Death as a Narrator

You are going to die.

   This might be the second paragraph on the opening page of The Book Thief, but it is definitely the first thing that gets your attention. It is the first of many breaks in the narrative that give the reader a direct dialogue with the narrator, Death. In these breaks, Death interacts directly with the reader, sometimes asking them questions, revealing character histories (‘Some Facts About Hans Hubermann’ pg 33), critiquing society’s attitudes towards Jews (‘A Guided Tour of Suffering’ pg 138), giving away painful information as to the fate of certain characters (‘A Small Announcement About Rudy Steiner’ pg 241), as well as a number of other things.

   These interruptions are one of the most talked about writing tactics used within The Book Thief, and (I believe) one of the things that makes it such an engaging novel.
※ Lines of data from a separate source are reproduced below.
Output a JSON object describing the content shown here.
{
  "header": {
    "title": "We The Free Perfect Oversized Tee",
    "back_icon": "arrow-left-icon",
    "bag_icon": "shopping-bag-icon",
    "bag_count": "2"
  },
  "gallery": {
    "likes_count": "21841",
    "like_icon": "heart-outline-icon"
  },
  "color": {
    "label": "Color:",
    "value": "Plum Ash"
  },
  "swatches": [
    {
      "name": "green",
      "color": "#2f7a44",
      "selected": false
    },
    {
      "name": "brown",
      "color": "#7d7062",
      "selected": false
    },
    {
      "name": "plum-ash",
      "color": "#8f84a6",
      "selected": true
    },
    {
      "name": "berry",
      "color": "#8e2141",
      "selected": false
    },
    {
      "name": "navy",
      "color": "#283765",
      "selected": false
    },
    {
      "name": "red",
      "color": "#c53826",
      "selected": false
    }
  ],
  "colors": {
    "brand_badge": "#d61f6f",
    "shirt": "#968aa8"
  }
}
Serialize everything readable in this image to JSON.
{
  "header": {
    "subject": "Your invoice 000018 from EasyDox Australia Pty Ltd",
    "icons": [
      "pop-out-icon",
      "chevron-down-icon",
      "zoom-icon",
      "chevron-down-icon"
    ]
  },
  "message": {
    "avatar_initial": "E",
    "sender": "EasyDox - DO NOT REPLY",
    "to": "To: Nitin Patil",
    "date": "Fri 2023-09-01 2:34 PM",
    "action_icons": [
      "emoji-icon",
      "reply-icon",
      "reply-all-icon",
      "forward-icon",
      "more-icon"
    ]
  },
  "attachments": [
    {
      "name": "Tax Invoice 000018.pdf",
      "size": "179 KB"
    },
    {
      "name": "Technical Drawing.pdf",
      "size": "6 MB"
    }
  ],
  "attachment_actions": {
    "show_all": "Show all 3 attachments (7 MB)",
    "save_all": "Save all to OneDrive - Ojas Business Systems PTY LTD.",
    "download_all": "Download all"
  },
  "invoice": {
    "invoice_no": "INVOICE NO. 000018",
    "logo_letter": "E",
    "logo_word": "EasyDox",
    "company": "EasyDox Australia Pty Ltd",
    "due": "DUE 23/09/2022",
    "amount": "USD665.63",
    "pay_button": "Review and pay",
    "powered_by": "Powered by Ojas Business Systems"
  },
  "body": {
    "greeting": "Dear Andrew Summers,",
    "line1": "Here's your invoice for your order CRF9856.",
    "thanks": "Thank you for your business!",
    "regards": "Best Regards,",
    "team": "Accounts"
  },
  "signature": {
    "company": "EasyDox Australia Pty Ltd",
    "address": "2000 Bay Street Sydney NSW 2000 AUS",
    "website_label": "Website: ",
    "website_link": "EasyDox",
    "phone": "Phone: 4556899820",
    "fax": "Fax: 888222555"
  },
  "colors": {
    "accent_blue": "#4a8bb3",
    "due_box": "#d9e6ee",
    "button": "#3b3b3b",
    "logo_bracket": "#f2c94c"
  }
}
Through this technique, Zusak not only allows Death to establish himself as a character, but he gives himself a way to talk directly to the reader. In his narrative, Death doesn’t play any games with the reader; he tells you what you need to know, when you need to know it (and sometimes before you want to know it). The interruptions can be sweet and charming revelations, dark and brutal insights and anything in between.

   Through the character of Death, Zusak is able to deliver a story that looks at humans through the eyes of an outsider. Zusak avoids falling into cliché territory when dealing with the well-known subject of World War II due to Death’s matter-of-fact way of dealing with it. The readers are able to fill in the world on their own, and Zusak manages to convey the broken, horrible world without having to go into too much detail. Zusak’s writing style is clean, managing to be sweet while still keeping with the somewhat detached nature of Death.

   The Book Thief has been called a ‘love letter to books’, and I think that is a 100% accurate statement. It’s a large book but a quick read, and Zusak’s language is accessible and easy to follow; even when he uses the occasional German word, it is quickly translated or explained. Above just being a love letter to books, I believe that The Book Thief is about the importance of stories, words, and language in general. The choice of having Death narrate the story has been praised and criticized, but I believe that Zusak’s Death is the perfect vessel to tell a story about the importance of stories, as Death is a character who sees nothing but the stories of people, for all eternity. As the final line of the book says,

I am haunted by humans.